Nature of Setting
The broad domain of education has within it several big problems worth addressing. The nature of this domain differs by income levels of countries (low income, lower-middle income, upper-middle income, high income). Within countries, there is often significant variance by geography (regions, urban vs. rural, suburb vs. inner city), men vs. women and boys vs. girls, levels of education (primary, secondary and high school, higher education). In low and middle income countries, particularly, there is also the issue of adult illiteracy. The sources of information below have data and discussions useful for discovering big problems in education that matter to you.
Problem Solvers in This Space
- Bill & Melinda Gates Foundation's initiatives in the United States are focused on education. They target post-secondary success and college-ready education.
- Education for All Movement: In 2000, one hundred sixty-four governments agreed to achieving 6 goals to provide basic education to children, youth, and adults by 2015. More information below under UNESCO and the EFA Movement.
- Khan Academy
- Room to Read
- Teach for America
Sources of Information
- Institute of Education Sciences for statistics and reports on education in the United States.
- National Center for Education Statistics and National Assessment of Educational Progress for information (statistics, reports) on education in the United States.
- UNESCO has several sources of information about the global state of education.

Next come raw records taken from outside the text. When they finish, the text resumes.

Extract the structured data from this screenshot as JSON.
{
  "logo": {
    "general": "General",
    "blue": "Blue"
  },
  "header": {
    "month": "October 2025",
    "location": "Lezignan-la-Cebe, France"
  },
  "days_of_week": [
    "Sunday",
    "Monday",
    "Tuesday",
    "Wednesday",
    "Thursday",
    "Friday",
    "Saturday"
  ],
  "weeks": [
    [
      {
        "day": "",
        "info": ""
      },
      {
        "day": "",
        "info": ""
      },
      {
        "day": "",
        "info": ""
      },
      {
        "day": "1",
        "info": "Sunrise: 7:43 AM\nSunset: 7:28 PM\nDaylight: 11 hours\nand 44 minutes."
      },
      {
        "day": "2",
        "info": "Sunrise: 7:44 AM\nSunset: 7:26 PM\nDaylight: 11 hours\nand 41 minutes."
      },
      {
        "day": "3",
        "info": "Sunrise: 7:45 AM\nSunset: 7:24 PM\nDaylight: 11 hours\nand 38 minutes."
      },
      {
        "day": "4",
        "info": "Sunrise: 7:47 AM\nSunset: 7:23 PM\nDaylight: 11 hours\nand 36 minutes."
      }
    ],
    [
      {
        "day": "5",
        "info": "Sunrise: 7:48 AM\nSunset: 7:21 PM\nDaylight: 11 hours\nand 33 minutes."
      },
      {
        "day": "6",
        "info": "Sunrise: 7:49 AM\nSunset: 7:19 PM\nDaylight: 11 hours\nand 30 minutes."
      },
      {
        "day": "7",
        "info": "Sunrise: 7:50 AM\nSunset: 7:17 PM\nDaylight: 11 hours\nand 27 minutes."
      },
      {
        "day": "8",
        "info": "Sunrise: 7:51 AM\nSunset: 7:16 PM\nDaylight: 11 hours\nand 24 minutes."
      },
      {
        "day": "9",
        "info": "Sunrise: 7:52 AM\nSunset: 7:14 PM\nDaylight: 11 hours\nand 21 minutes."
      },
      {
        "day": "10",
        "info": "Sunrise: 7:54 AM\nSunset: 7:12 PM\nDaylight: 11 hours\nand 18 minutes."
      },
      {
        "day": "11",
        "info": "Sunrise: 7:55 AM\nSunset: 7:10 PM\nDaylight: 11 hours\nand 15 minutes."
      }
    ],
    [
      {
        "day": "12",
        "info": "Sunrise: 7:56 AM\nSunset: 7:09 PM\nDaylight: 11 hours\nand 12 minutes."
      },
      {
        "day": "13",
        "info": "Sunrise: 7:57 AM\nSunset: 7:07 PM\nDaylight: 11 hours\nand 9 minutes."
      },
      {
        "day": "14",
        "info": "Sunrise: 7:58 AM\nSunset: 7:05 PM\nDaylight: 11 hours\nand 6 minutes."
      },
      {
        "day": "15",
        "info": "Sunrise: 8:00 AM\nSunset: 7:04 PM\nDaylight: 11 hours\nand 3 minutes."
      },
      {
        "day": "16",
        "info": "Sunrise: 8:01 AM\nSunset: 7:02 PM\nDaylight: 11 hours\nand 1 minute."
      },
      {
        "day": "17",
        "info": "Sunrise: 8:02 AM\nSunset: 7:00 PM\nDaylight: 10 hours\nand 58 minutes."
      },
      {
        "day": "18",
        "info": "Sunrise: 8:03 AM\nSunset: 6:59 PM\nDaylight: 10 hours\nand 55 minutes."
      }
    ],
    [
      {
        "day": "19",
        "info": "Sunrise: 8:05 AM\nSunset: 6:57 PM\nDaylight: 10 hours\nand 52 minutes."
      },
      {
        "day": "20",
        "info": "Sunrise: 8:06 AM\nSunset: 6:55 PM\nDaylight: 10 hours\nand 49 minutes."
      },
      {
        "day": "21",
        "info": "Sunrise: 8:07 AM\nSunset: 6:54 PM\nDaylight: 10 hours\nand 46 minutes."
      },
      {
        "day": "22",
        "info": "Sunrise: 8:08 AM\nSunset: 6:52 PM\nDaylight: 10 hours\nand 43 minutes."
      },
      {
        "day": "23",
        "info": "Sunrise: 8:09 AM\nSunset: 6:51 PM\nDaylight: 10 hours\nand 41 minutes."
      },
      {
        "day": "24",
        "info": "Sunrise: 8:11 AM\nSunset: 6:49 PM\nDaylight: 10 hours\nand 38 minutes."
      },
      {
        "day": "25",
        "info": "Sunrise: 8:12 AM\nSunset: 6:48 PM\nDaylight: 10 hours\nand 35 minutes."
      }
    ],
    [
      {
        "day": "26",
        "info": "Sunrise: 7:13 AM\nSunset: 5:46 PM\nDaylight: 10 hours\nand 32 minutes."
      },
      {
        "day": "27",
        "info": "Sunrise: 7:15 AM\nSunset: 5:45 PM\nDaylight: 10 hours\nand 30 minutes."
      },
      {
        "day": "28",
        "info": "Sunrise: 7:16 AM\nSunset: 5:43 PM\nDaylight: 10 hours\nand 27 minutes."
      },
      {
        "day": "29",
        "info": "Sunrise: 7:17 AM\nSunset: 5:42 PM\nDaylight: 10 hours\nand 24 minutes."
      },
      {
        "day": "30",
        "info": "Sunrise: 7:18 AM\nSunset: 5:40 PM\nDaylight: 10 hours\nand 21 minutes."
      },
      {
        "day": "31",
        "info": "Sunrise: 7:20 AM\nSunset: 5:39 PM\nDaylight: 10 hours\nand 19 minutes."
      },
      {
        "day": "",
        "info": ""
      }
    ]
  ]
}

Along with reports, there is an Atlas of teachers showing, in their words, massive shortages of teachers and information about the Education for All Movement (see above). The EFA website has annual reports, statistics, and information on the Education for All Development Index. A ranking of countries by this index is here.
- United Nations: The second of the eight Millennium Development Goals deals with education. Specifically, it is about providing primary education universally. Information about this goal can be found here.
- U.S. Department of Education and the White House on education.